[EXERCISE DATA Boundary: Start]

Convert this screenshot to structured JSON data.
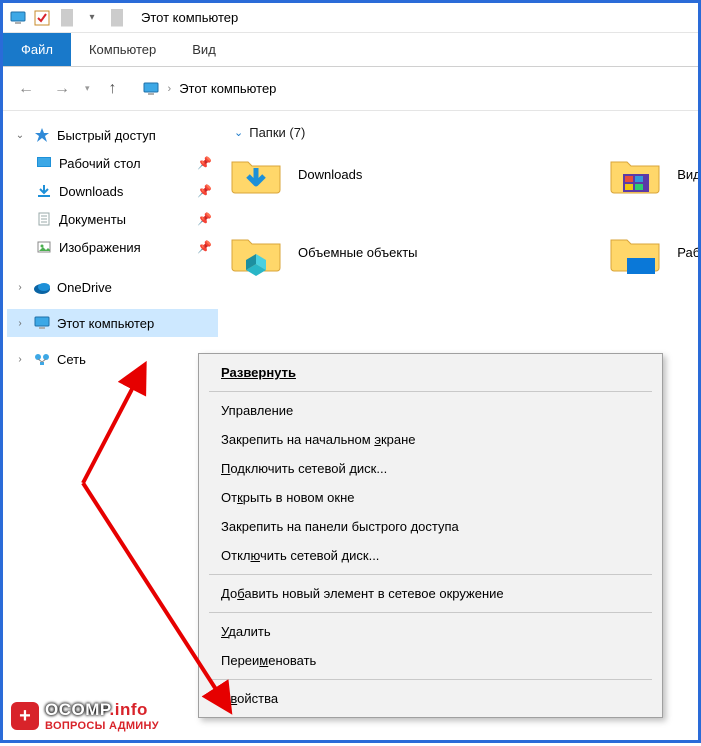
{
  "window": {
    "title": "Этот компьютер"
  },
  "ribbon": {
    "tabs": [
      {
        "label": "Файл",
        "kind": "file"
      },
      {
        "label": "Компьютер",
        "kind": "normal"
      },
      {
        "label": "Вид",
        "kind": "normal"
      }
    ]
  },
  "breadcrumb": {
    "root": "Этот компьютер"
  },
  "sidebar": {
    "items": [
      {
        "label": "Быстрый доступ",
        "icon": "star-icon",
        "chev": "down",
        "level": 0
      },
      {
        "label": "Рабочий стол",
        "icon": "desktop-icon",
        "level": 1,
        "pinned": true
      },
      {
        "label": "Downloads",
        "icon": "downloads-icon",
        "level": 1,
        "pinned": true
      },
      {
        "label": "Документы",
        "icon": "documents-icon",
        "level": 1,
        "pinned": true
      },
      {
        "label": "Изображения",
        "icon": "images-icon",
        "level": 1,
        "pinned": true
      },
      {
        "label": "OneDrive",
        "icon": "onedrive-icon",
        "chev": "right",
        "level": 0
      },
      {
        "label": "Этот компьютер",
        "icon": "computer-icon",
        "chev": "right",
        "level": 0,
        "selected": true
      },
      {
        "label": "Сеть",
        "icon": "network-icon",
        "chev": "right",
        "level": 0
      }
    ]
  },
  "content": {
    "section_header": "Папки (7)",
    "folders_left": [
      {
        "label": "Downloads",
        "icon": "downloads-folder-icon"
      },
      {
        "label": "Объемные объекты",
        "icon": "3dobjects-folder-icon"
      }
    ],
    "folders_right": [
      {
        "label": "Виде",
        "icon": "videos-folder-icon"
      },
      {
        "label": "Рабо",
        "icon": "desktop-folder-icon"
      }
    ]
  },
  "context_menu": {
    "items": [
      {
        "text": "Развернуть",
        "bold": true,
        "ul_index": 0
      },
      {
        "sep": true
      },
      {
        "text": "Управление"
      },
      {
        "text": "Закрепить на начальном экране",
        "ul_at": "э"
      },
      {
        "text": "Подключить сетевой диск...",
        "ul_at": "П"
      },
      {
        "text": "Открыть в новом окне",
        "ul_at": "к"
      },
      {
        "text": "Закрепить на панели быстрого доступа"
      },
      {
        "text": "Отключить сетевой диск...",
        "ul_at": "ю"
      },
      {
        "sep": true
      },
      {
        "text": "Добавить новый элемент в сетевое окружение",
        "ul_at": "б"
      },
      {
        "sep": true
      },
      {
        "text": "Удалить",
        "ul_at": "У"
      },
      {
        "text": "Переименовать",
        "ul_at": "м"
      },
      {
        "sep": true
      },
      {
        "text": "Свойства",
        "ul_at": "в"
      }
    ]
  },
  "watermark": {
    "brand": "OCOMP",
    "suffix": ".info",
    "subtitle": "ВОПРОСЫ АДМИНУ"
  }
}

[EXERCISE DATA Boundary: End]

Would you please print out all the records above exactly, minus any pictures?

| OUTPUT BELOW |
Convert this screenshot to structured JSON data.
{
  "window": {
    "title": "Этот компьютер"
  },
  "ribbon": {
    "tabs": [
      {
        "label": "Файл",
        "kind": "file"
      },
      {
        "label": "Компьютер",
        "kind": "normal"
      },
      {
        "label": "Вид",
        "kind": "normal"
      }
    ]
  },
  "breadcrumb": {
    "root": "Этот компьютер"
  },
  "sidebar": {
    "items": [
      {
        "label": "Быстрый доступ",
        "icon": "star-icon",
        "chev": "down",
        "level": 0
      },
      {
        "label": "Рабочий стол",
        "icon": "desktop-icon",
        "level": 1,
        "pinned": true
      },
      {
        "label": "Downloads",
        "icon": "downloads-icon",
        "level": 1,
        "pinned": true
      },
      {
        "label": "Документы",
        "icon": "documents-icon",
        "level": 1,
        "pinned": true
      },
      {
        "label": "Изображения",
        "icon": "images-icon",
        "level": 1,
        "pinned": true
      },
      {
        "label": "OneDrive",
        "icon": "onedrive-icon",
        "chev": "right",
        "level": 0
      },
      {
        "label": "Этот компьютер",
        "icon": "computer-icon",
        "chev": "right",
        "level": 0,
        "selected": true
      },
      {
        "label": "Сеть",
        "icon": "network-icon",
        "chev": "right",
        "level": 0
      }
    ]
  },
  "content": {
    "section_header": "Папки (7)",
    "folders_left": [
      {
        "label": "Downloads",
        "icon": "downloads-folder-icon"
      },
      {
        "label": "Объемные объекты",
        "icon": "3dobjects-folder-icon"
      }
    ],
    "folders_right": [
      {
        "label": "Виде",
        "icon": "videos-folder-icon"
      },
      {
        "label": "Рабо",
        "icon": "desktop-folder-icon"
      }
    ]
  },
  "context_menu": {
    "items": [
      {
        "text": "Развернуть",
        "bold": true,
        "ul_index": 0
      },
      {
        "sep": true
      },
      {
        "text": "Управление"
      },
      {
        "text": "Закрепить на начальном экране",
        "ul_at": "э"
      },
      {
        "text": "Подключить сетевой диск...",
        "ul_at": "П"
      },
      {
        "text": "Открыть в новом окне",
        "ul_at": "к"
      },
      {
        "text": "Закрепить на панели быстрого доступа"
      },
      {
        "text": "Отключить сетевой диск...",
        "ul_at": "ю"
      },
      {
        "sep": true
      },
      {
        "text": "Добавить новый элемент в сетевое окружение",
        "ul_at": "б"
      },
      {
        "sep": true
      },
      {
        "text": "Удалить",
        "ul_at": "У"
      },
      {
        "text": "Переименовать",
        "ul_at": "м"
      },
      {
        "sep": true
      },
      {
        "text": "Свойства",
        "ul_at": "в"
      }
    ]
  },
  "watermark": {
    "brand": "OCOMP",
    "suffix": ".info",
    "subtitle": "ВОПРОСЫ АДМИНУ"
  }
}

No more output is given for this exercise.